(Beginning of Input for this task)
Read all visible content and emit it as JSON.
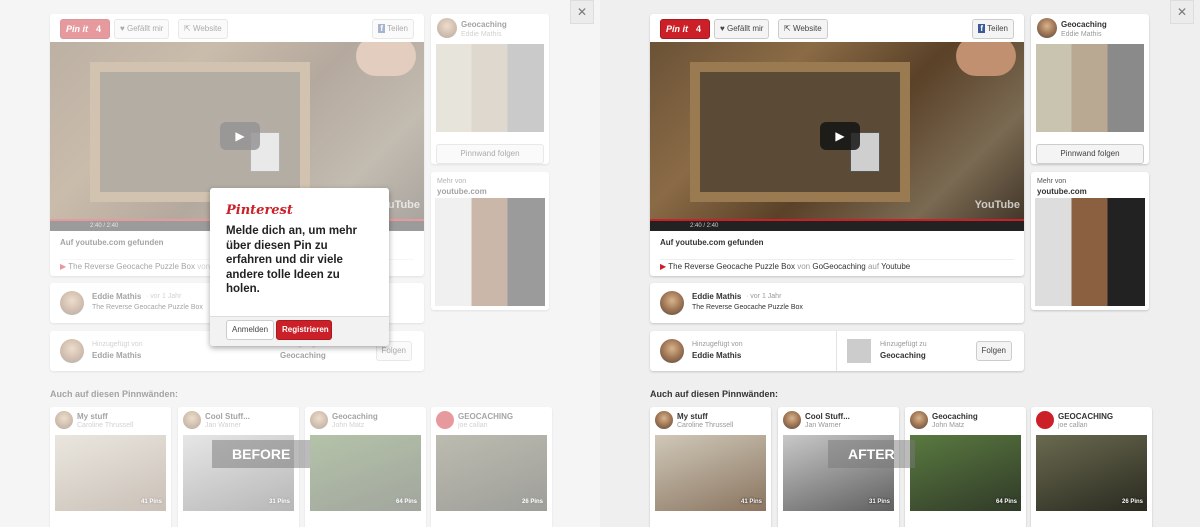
{
  "pin_toolbar": {
    "pin_it_label": "Pin it",
    "pin_count": "4",
    "like_label": "Gefällt mir",
    "website_label": "Website",
    "share_label": "Teilen"
  },
  "video": {
    "time": "2:40 / 2:40",
    "play_icon": "play-icon",
    "logo": "YouTube"
  },
  "source": {
    "found_on": "Auf youtube.com gefunden",
    "title": "The Reverse Geocache Puzzle Box",
    "by_word": "von",
    "uploader": "GoGeocaching",
    "on_word": "auf",
    "site": "Youtube"
  },
  "pinner": {
    "name": "Eddie Mathis",
    "time": "· vor 1 Jahr",
    "description": "The Reverse Geocache Puzzle Box"
  },
  "added": {
    "by_label": "Hinzugefügt von",
    "by_name": "Eddie Mathis",
    "to_label": "Hinzugefügt zu",
    "to_name": "Geocaching",
    "follow_label": "Folgen"
  },
  "board_sidebar": {
    "title": "Geocaching",
    "owner": "Eddie Mathis",
    "follow_board": "Pinnwand folgen"
  },
  "more_from": {
    "label": "Mehr von",
    "site": "youtube.com"
  },
  "also_on_title": "Auch auf diesen Pinnwänden:",
  "boards": [
    {
      "title": "My stuff",
      "owner": "Caroline Thrussell",
      "pins": "41 Pins"
    },
    {
      "title": "Cool Stuff...",
      "owner": "Jan Warner",
      "pins": "31 Pins"
    },
    {
      "title": "Geocaching",
      "owner": "John Matz",
      "pins": "64 Pins"
    },
    {
      "title": "GEOCACHING",
      "owner": "joe callan",
      "pins": "26 Pins"
    }
  ],
  "modal": {
    "logo": "Pinterest",
    "message": "Melde dich an, um mehr über diesen Pin zu erfahren und dir viele andere tolle Ideen zu holen.",
    "login_label": "Anmelden",
    "register_label": "Registrieren"
  },
  "labels": {
    "before": "BEFORE",
    "after": "AFTER"
  },
  "close_glyph": "✕"
}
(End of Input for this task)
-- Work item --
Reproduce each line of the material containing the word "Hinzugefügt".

-- Result for this task --
    "by_label": "Hinzugefügt von",
    "to_label": "Hinzugefügt zu",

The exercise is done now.